 Even slight variations in levels of this element within the neurons could interrupt their normal activity

Gross and Segal say that the collaboration between a lab that studies the molecular processes of individual metabolic proteins and another that does brain research is uncommon, but the partnership has been fruitful for both. “It wasn’t easy at first,” says Gross. We had to find common ground. Fortunately, we did.” Segal agrees: “We love to work together because it allows us to probe everything, from the finest details to the big picture – from molecules to an entire system.”

Gross and Segal’s labs are continuing to collaborate in an effort to answer questions this research has raised. For example, how does MTCH2 cause changes in the cell’s calcium levels? And how is the movement of the mitochondria involved in memory and learning?

Prof. Atan Gross's research is supported by the Yeda-Sela Center for Basic Research; the Adelis Foundation; the Pearl Welinsky Merlo Foundation Scientific Progress Research Fund; the Hymen T. Milgrom Trust Donation Fund; the Rising Tide Foundation; and the estate of Tony Bieber. Prof. Gross is the incumbent of the Marketa and Frederick Alexander Professorial Chair. 
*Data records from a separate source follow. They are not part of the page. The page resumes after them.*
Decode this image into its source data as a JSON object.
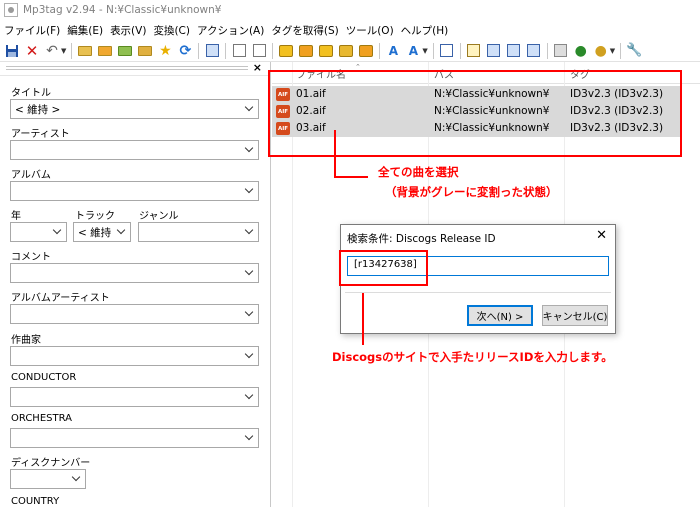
{
  "window": {
    "title": "Mp3tag v2.94  -  N:¥Classic¥unknown¥"
  },
  "menu": [
    "ファイル(F)",
    "編集(E)",
    "表示(V)",
    "変換(C)",
    "アクション(A)",
    "タグを取得(S)",
    "ツール(O)",
    "ヘルプ(H)"
  ],
  "toolbar": {
    "icons": [
      "save-icon",
      "delete-icon",
      "undo-icon",
      "open-folder-icon",
      "add-folder-icon",
      "playlist-icon",
      "favorites-icon",
      "star-icon",
      "refresh-icon",
      "list-icon",
      "tag-to-file-icon",
      "file-to-tag-icon",
      "convert-icon",
      "actions-icon",
      "case-icon",
      "edit-icon",
      "export-icon",
      "web-icon",
      "settings-icon"
    ]
  },
  "tag_panel": {
    "close": "×",
    "fields": {
      "title": {
        "label": "タイトル",
        "value": "< 維持 >"
      },
      "artist": {
        "label": "アーティスト",
        "value": ""
      },
      "album": {
        "label": "アルバム",
        "value": ""
      },
      "year": {
        "label": "年",
        "value": ""
      },
      "track": {
        "label": "トラック",
        "value": "< 維持"
      },
      "genre": {
        "label": "ジャンル",
        "value": ""
      },
      "comment": {
        "label": "コメント",
        "value": ""
      },
      "album_artist": {
        "label": "アルバムアーティスト",
        "value": ""
      },
      "composer": {
        "label": "作曲家",
        "value": ""
      },
      "conductor": {
        "label": "CONDUCTOR",
        "value": ""
      },
      "orchestra": {
        "label": "ORCHESTRA",
        "value": ""
      },
      "disc_number": {
        "label": "ディスクナンバー",
        "value": ""
      },
      "country": {
        "label": "COUNTRY"
      }
    }
  },
  "file_list": {
    "columns": [
      "ファイル名",
      "パス",
      "タグ"
    ],
    "rows": [
      {
        "name": "01.aif",
        "path": "N:¥Classic¥unknown¥",
        "tag": "ID3v2.3 (ID3v2.3)"
      },
      {
        "name": "02.aif",
        "path": "N:¥Classic¥unknown¥",
        "tag": "ID3v2.3 (ID3v2.3)"
      },
      {
        "name": "03.aif",
        "path": "N:¥Classic¥unknown¥",
        "tag": "ID3v2.3 (ID3v2.3)"
      }
    ]
  },
  "annotations": {
    "select_all": "全ての曲を選択",
    "select_all_note": "（背景がグレーに変割った状態）",
    "enter_id": "Discogsのサイトで入手たリリースIDを入力します。"
  },
  "dialog": {
    "title": "検索条件: Discogs Release ID",
    "close": "✕",
    "input_value": "[r13427638]",
    "next_button": "次へ(N) >",
    "cancel_button": "キャンセル(C)"
  },
  "colors": {
    "annotation": "#ff0000",
    "selection": "#d9d9d9",
    "focus": "#0078d7"
  }
}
Prof. Menachem Segal's research is supported by the Clore Center for Biological Physics.